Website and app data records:
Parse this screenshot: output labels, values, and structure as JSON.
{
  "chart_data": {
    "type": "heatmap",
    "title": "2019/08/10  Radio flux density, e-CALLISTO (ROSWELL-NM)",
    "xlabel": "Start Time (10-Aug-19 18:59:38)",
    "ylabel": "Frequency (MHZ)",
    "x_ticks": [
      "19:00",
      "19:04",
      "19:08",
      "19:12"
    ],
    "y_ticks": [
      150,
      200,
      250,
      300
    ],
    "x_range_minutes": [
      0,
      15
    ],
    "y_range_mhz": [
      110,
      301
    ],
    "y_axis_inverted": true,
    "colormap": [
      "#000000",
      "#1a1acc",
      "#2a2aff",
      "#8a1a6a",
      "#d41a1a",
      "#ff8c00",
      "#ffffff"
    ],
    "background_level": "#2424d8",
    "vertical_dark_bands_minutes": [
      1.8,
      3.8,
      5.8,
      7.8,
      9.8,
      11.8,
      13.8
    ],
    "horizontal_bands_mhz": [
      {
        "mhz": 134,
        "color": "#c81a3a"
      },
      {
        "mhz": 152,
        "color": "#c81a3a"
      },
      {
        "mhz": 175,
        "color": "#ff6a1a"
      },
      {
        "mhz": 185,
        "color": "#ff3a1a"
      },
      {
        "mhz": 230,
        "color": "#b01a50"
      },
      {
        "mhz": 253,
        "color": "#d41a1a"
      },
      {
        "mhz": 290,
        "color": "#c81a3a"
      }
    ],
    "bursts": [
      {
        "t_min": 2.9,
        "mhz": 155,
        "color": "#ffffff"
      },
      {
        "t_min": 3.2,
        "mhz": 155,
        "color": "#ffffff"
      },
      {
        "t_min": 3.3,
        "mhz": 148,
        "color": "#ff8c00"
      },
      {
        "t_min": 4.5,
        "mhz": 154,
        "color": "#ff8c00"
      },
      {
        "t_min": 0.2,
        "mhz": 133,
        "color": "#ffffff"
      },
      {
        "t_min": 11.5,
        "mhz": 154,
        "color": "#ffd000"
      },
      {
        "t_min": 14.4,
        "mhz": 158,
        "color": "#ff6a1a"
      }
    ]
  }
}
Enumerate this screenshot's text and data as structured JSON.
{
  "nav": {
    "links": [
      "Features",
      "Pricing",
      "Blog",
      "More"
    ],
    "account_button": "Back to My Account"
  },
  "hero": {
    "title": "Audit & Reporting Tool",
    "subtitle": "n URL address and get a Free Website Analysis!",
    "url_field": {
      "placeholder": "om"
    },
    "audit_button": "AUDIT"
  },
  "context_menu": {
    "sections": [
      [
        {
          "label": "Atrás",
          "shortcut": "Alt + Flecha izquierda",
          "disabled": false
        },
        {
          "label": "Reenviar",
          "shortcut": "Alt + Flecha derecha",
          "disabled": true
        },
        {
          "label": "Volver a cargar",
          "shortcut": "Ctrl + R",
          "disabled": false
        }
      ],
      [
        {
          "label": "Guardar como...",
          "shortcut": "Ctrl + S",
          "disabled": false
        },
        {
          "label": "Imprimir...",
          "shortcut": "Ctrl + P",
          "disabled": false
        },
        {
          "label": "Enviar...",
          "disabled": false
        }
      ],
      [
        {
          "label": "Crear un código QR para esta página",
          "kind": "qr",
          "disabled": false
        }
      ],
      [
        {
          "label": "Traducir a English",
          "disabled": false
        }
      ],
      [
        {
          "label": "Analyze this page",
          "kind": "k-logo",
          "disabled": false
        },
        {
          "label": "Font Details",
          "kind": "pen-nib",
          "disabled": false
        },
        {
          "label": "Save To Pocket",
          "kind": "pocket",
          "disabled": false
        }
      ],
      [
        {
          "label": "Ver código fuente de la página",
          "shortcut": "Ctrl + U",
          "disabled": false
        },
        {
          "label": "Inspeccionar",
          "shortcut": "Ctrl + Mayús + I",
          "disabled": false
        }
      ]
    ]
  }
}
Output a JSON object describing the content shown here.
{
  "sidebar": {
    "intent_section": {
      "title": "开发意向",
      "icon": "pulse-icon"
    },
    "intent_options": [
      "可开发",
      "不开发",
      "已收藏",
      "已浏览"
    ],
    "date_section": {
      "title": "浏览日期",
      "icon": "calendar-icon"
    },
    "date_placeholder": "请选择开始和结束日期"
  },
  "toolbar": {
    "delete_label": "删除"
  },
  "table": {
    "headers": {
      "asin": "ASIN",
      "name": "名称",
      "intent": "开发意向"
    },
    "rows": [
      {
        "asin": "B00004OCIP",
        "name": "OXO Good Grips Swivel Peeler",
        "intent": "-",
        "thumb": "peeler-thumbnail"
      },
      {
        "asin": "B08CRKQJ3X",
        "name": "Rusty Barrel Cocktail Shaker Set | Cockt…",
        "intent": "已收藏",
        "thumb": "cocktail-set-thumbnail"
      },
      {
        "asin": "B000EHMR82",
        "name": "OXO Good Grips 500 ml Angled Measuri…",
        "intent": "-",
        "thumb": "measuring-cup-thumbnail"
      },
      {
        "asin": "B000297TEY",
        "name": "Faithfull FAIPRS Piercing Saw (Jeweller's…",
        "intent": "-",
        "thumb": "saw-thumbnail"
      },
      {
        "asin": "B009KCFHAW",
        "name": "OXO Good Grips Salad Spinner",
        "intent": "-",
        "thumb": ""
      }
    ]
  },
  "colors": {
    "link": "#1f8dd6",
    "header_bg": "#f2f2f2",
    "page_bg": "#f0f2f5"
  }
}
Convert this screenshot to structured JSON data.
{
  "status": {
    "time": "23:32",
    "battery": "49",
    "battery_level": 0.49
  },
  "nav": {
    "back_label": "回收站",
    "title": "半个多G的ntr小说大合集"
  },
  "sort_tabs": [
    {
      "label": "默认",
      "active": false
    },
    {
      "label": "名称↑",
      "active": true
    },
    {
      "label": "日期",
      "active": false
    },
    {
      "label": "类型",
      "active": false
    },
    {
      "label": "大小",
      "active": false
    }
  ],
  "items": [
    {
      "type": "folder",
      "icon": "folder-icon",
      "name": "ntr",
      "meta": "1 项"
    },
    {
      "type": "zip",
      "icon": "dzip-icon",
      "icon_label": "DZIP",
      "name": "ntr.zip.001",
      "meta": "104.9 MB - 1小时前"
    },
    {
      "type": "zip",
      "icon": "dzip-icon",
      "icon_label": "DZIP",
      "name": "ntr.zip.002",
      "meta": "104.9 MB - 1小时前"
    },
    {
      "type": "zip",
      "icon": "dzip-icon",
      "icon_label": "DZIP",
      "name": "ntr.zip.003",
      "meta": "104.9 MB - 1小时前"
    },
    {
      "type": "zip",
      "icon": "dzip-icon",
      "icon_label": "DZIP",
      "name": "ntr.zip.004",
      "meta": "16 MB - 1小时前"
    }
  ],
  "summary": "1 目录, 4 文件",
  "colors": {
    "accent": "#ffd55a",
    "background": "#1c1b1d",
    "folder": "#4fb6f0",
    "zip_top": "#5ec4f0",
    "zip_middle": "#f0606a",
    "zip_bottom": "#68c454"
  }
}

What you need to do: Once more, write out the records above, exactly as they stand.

Task output:
Parse this screenshot: output labels, values, and structure as JSON.
{
  "chart_data": {
    "type": "heatmap",
    "title": "2019/08/10  Radio flux density, e-CALLISTO (ROSWELL-NM)",
    "xlabel": "Start Time (10-Aug-19 18:59:38)",
    "ylabel": "Frequency (MHZ)",
    "x_ticks": [
      "19:00",
      "19:04",
      "19:08",
      "19:12"
    ],
    "y_ticks": [
      150,
      200,
      250,
      300
    ],
    "x_range_minutes": [
      0,
      15
    ],
    "y_range_mhz": [
      110,
      301
    ],
    "y_axis_inverted": true,
    "colormap": [
      "#000000",
      "#1a1acc",
      "#2a2aff",
      "#8a1a6a",
      "#d41a1a",
      "#ff8c00",
      "#ffffff"
    ],
    "background_level": "#2424d8",
    "vertical_dark_bands_minutes": [
      1.8,
      3.8,
      5.8,
      7.8,
      9.8,
      11.8,
      13.8
    ],
    "horizontal_bands_mhz": [
      {
        "mhz": 134,
        "color": "#c81a3a"
      },
      {
        "mhz": 152,
        "color": "#c81a3a"
      },
      {
        "mhz": 175,
        "color": "#ff6a1a"
      },
      {
        "mhz": 185,
        "color": "#ff3a1a"
      },
      {
        "mhz": 230,
        "color": "#b01a50"
      },
      {
        "mhz": 253,
        "color": "#d41a1a"
      },
      {
        "mhz": 290,
        "color": "#c81a3a"
      }
    ],
    "bursts": [
      {
        "t_min": 2.9,
        "mhz": 155,
        "color": "#ffffff"
      },
      {
        "t_min": 3.2,
        "mhz": 155,
        "color": "#ffffff"
      },
      {
        "t_min": 3.3,
        "mhz": 148,
        "color": "#ff8c00"
      },
      {
        "t_min": 4.5,
        "mhz": 154,
        "color": "#ff8c00"
      },
      {
        "t_min": 0.2,
        "mhz": 133,
        "color": "#ffffff"
      },
      {
        "t_min": 11.5,
        "mhz": 154,
        "color": "#ffd000"
      },
      {
        "t_min": 14.4,
        "mhz": 158,
        "color": "#ff6a1a"
      }
    ]
  }
}
Enumerate this screenshot's text and data as structured JSON.
{
  "nav": {
    "links": [
      "Features",
      "Pricing",
      "Blog",
      "More"
    ],
    "account_button": "Back to My Account"
  },
  "hero": {
    "title": "Audit & Reporting Tool",
    "subtitle": "n URL address and get a Free Website Analysis!",
    "url_field": {
      "placeholder": "om"
    },
    "audit_button": "AUDIT"
  },
  "context_menu": {
    "sections": [
      [
        {
          "label": "Atrás",
          "shortcut": "Alt + Flecha izquierda",
          "disabled": false
        },
        {
          "label": "Reenviar",
          "shortcut": "Alt + Flecha derecha",
          "disabled": true
        },
        {
          "label": "Volver a cargar",
          "shortcut": "Ctrl + R",
          "disabled": false
        }
      ],
      [
        {
          "label": "Guardar como...",
          "shortcut": "Ctrl + S",
          "disabled": false
        },
        {
          "label": "Imprimir...",
          "shortcut": "Ctrl + P",
          "disabled": false
        },
        {
          "label": "Enviar...",
          "disabled": false
        }
      ],
      [
        {
          "label": "Crear un código QR para esta página",
          "kind": "qr",
          "disabled": false
        }
      ],
      [
        {
          "label": "Traducir a English",
          "disabled": false
        }
      ],
      [
        {
          "label": "Analyze this page",
          "kind": "k-logo",
          "disabled": false
        },
        {
          "label": "Font Details",
          "kind": "pen-nib",
          "disabled": false
        },
        {
          "label": "Save To Pocket",
          "kind": "pocket",
          "disabled": false
        }
      ],
      [
        {
          "label": "Ver código fuente de la página",
          "shortcut": "Ctrl + U",
          "disabled": false
        },
        {
          "label": "Inspeccionar",
          "shortcut": "Ctrl + Mayús + I",
          "disabled": false
        }
      ]
    ]
  }
}
Output a JSON object describing the content shown here.
{
  "sidebar": {
    "intent_section": {
      "title": "开发意向",
      "icon": "pulse-icon"
    },
    "intent_options": [
      "可开发",
      "不开发",
      "已收藏",
      "已浏览"
    ],
    "date_section": {
      "title": "浏览日期",
      "icon": "calendar-icon"
    },
    "date_placeholder": "请选择开始和结束日期"
  },
  "toolbar": {
    "delete_label": "删除"
  },
  "table": {
    "headers": {
      "asin": "ASIN",
      "name": "名称",
      "intent": "开发意向"
    },
    "rows": [
      {
        "asin": "B00004OCIP",
        "name": "OXO Good Grips Swivel Peeler",
        "intent": "-",
        "thumb": "peeler-thumbnail"
      },
      {
        "asin": "B08CRKQJ3X",
        "name": "Rusty Barrel Cocktail Shaker Set | Cockt…",
        "intent": "已收藏",
        "thumb": "cocktail-set-thumbnail"
      },
      {
        "asin": "B000EHMR82",
        "name": "OXO Good Grips 500 ml Angled Measuri…",
        "intent": "-",
        "thumb": "measuring-cup-thumbnail"
      },
      {
        "asin": "B000297TEY",
        "name": "Faithfull FAIPRS Piercing Saw (Jeweller's…",
        "intent": "-",
        "thumb": "saw-thumbnail"
      },
      {
        "asin": "B009KCFHAW",
        "name": "OXO Good Grips Salad Spinner",
        "intent": "-",
        "thumb": ""
      }
    ]
  },
  "colors": {
    "link": "#1f8dd6",
    "header_bg": "#f2f2f2",
    "page_bg": "#f0f2f5"
  }
}
Convert this screenshot to structured JSON data.
{
  "status": {
    "time": "23:32",
    "battery": "49",
    "battery_level": 0.49
  },
  "nav": {
    "back_label": "回收站",
    "title": "半个多G的ntr小说大合集"
  },
  "sort_tabs": [
    {
      "label": "默认",
      "active": false
    },
    {
      "label": "名称↑",
      "active": true
    },
    {
      "label": "日期",
      "active": false
    },
    {
      "label": "类型",
      "active": false
    },
    {
      "label": "大小",
      "active": false
    }
  ],
  "items": [
    {
      "type": "folder",
      "icon": "folder-icon",
      "name": "ntr",
      "meta": "1 项"
    },
    {
      "type": "zip",
      "icon": "dzip-icon",
      "icon_label": "DZIP",
      "name": "ntr.zip.001",
      "meta": "104.9 MB - 1小时前"
    },
    {
      "type": "zip",
      "icon": "dzip-icon",
      "icon_label": "DZIP",
      "name": "ntr.zip.002",
      "meta": "104.9 MB - 1小时前"
    },
    {
      "type": "zip",
      "icon": "dzip-icon",
      "icon_label": "DZIP",
      "name": "ntr.zip.003",
      "meta": "104.9 MB - 1小时前"
    },
    {
      "type": "zip",
      "icon": "dzip-icon",
      "icon_label": "DZIP",
      "name": "ntr.zip.004",
      "meta": "16 MB - 1小时前"
    }
  ],
  "summary": "1 目录, 4 文件",
  "colors": {
    "accent": "#ffd55a",
    "background": "#1c1b1d",
    "folder": "#4fb6f0",
    "zip_top": "#5ec4f0",
    "zip_middle": "#f0606a",
    "zip_bottom": "#68c454"
  }
}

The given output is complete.